Segment Start: SOURCE DATA
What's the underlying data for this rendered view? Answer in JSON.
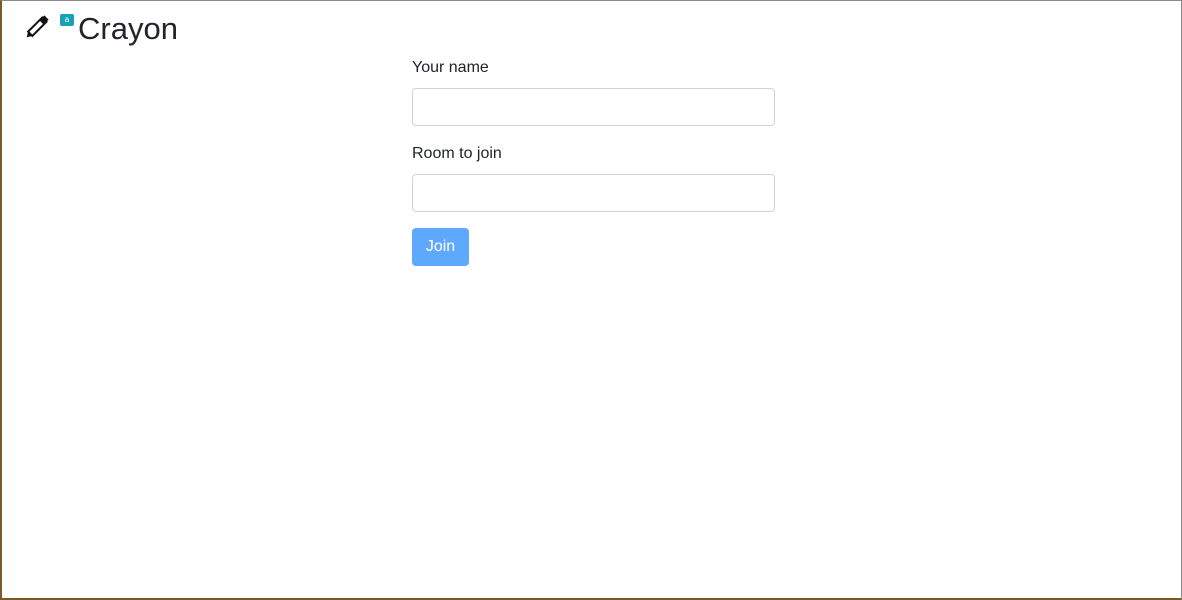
{
  "app": {
    "title": "Crayon",
    "badge": "a",
    "logo_icon": "pencil-icon",
    "badge_color": "#17a2b8"
  },
  "form": {
    "name_label": "Your name",
    "name_value": "",
    "name_placeholder": "",
    "room_label": "Room to join",
    "room_value": "",
    "room_placeholder": "",
    "join_label": "Join",
    "join_color": "#5fa8ff"
  }
}
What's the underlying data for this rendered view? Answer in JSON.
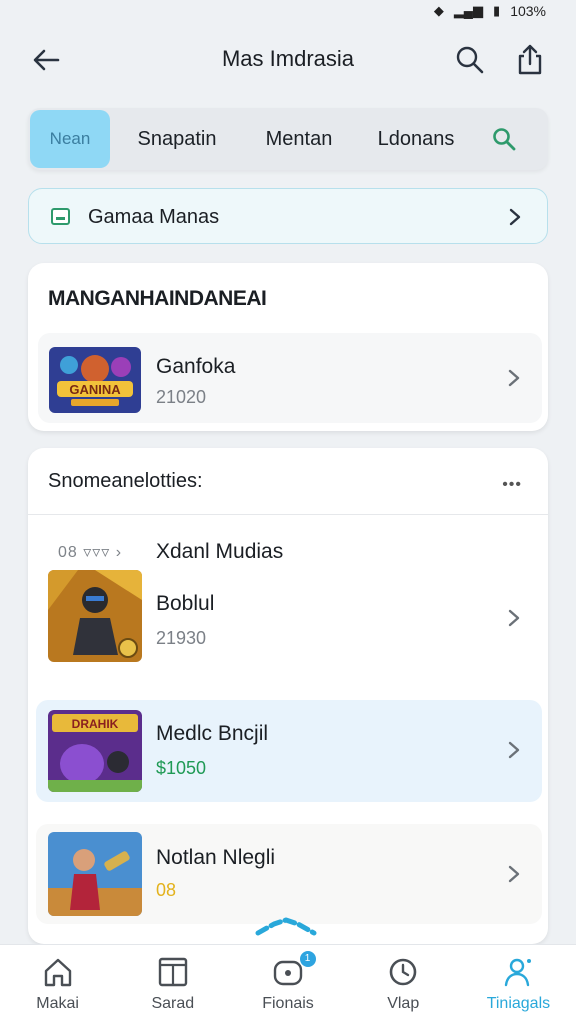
{
  "status_bar": {
    "battery_text": "103%"
  },
  "app_bar": {
    "title": "Mas Imdrasia"
  },
  "tabs": [
    {
      "label": "Nean",
      "active": true
    },
    {
      "label": "Snapatin",
      "active": false
    },
    {
      "label": "Mentan",
      "active": false
    },
    {
      "label": "Ldonans",
      "active": false
    }
  ],
  "banner": {
    "label": "Gamaa Manas"
  },
  "featured": {
    "heading": "MANGANHAINDANEAI",
    "item": {
      "title": "Ganfoka",
      "subtitle": "21020"
    }
  },
  "section": {
    "heading": "Snomeanelotties:",
    "more": "•••",
    "items": [
      {
        "meta": "08 ▿▿▿ ›",
        "category": "Xdanl Mudias",
        "title": "Boblul",
        "subtitle": "21930"
      },
      {
        "title": "Medlc Bncjil",
        "subtitle": "$1050",
        "subtitle_color": "#1f9a55"
      },
      {
        "title": "Notlan Nlegli",
        "subtitle": "08",
        "subtitle_color": "#e3b21c"
      }
    ]
  },
  "bottom_nav": [
    {
      "label": "Makai",
      "icon": "home-icon",
      "active": false
    },
    {
      "label": "Sarad",
      "icon": "book-icon",
      "active": false
    },
    {
      "label": "Fionais",
      "icon": "gamepad-icon",
      "active": false,
      "badge": "1"
    },
    {
      "label": "Vlap",
      "icon": "clock-icon",
      "active": false
    },
    {
      "label": "Tiniagals",
      "icon": "person-icon",
      "active": true
    }
  ],
  "colors": {
    "accent": "#29a8da",
    "active_tab": "#8fd8f5",
    "green": "#2e9a6c"
  }
}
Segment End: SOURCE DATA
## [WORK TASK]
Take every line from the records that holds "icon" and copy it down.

## [FINISHED TASK]
    "logo_icon": "pencil-icon",
      "icon": "home-icon",
      "icon": "book-icon",
      "icon": "gamepad-icon",
      "icon": "clock-icon",
      "icon": "person-icon",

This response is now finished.